Avoid taking vitamin B-12 at the same time as tetracycline antibiotics. Vitamin B-12 may reduce your body's ability to absorb this medication, which can reduce the effectiveness of tetracycline. Take vitamin B-12 at a different time of day from tetracycline to help prevent this drug interaction.
Other medications may actually lower your blood levels of vitamin B-12 and can reduce the effectiveness of vitamin B-12 supplements. Such medications include medications to reduce stomach acid, such as H2 blockers and proton pump inhibitors, diabetes medication, such as metformin, and cholesterol lowering medications, such as bile acid sequestrants. Anticonvulsants, chemotherapy drugs and colchicine may also decrease the levels of B-12 in your body. If you're using any of these medications, your doctor may advise increasing your vitamin B-12 intake to ensure you get enough of this nutrient.

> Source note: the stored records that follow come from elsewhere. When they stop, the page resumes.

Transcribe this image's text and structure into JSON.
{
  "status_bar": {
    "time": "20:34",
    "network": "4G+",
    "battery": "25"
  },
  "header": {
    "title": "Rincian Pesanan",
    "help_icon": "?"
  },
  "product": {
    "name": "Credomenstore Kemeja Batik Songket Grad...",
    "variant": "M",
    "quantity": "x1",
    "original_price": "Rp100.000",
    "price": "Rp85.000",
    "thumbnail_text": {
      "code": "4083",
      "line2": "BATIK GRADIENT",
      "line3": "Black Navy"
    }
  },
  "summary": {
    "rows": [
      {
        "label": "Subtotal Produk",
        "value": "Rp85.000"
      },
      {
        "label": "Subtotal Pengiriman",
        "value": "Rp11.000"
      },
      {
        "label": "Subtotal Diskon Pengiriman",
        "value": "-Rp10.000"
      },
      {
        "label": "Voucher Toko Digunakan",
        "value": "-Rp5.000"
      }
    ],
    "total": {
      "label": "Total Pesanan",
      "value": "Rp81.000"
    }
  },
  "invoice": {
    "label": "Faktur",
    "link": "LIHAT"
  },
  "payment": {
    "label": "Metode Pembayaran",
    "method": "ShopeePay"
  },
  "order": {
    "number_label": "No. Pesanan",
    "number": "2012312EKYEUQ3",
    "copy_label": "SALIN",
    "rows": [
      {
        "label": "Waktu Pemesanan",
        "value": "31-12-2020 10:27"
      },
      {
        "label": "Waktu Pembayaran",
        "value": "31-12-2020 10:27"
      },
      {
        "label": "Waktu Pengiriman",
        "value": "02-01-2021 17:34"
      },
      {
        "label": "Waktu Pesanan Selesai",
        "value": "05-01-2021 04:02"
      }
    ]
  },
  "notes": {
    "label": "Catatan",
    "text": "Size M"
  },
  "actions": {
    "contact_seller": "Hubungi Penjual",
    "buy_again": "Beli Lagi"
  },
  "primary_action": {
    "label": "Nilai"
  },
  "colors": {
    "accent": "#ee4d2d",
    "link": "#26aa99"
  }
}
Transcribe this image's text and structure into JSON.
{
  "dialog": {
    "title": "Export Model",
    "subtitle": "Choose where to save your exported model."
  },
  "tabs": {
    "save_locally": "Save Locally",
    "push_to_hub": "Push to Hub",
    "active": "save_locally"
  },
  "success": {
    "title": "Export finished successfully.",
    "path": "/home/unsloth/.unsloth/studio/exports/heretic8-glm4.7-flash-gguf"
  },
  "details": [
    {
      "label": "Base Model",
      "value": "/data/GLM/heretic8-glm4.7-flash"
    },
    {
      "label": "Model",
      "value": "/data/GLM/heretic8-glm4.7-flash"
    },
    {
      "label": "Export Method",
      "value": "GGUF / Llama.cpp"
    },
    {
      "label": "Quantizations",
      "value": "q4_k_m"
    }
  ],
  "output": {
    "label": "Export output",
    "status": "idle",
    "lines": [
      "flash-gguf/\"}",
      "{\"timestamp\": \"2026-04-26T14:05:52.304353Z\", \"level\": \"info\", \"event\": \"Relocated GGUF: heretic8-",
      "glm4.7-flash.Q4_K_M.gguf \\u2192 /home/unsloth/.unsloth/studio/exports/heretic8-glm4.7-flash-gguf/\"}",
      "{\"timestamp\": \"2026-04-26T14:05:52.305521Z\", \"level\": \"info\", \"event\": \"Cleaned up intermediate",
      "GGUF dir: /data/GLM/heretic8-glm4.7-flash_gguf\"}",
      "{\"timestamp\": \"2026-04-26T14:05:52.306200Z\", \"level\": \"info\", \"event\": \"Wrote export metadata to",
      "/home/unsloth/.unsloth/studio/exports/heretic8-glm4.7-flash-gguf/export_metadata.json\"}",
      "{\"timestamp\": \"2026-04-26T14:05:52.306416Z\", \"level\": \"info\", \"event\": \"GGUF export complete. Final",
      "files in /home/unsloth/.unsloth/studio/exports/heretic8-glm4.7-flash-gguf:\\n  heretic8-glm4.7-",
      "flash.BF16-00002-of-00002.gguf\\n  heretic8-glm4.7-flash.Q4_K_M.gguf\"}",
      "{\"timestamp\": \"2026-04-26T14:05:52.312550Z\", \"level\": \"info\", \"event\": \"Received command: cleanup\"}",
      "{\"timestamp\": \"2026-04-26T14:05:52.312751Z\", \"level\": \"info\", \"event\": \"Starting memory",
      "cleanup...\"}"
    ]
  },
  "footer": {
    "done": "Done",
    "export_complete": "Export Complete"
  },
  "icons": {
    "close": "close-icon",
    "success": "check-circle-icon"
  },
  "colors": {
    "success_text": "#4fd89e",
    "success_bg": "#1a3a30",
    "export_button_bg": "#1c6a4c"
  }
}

Vitamin B-12 supplements are deemed generally well tolerated and are not known to cause side effects -- even at high doses. Seek care from your doctor, however, if you develop any unusual health problems while taking vitamin B-12. In addition, children and pregnant or breast-feeding women shouldn't use vitamin B-12 supplements without first consulting a doctor.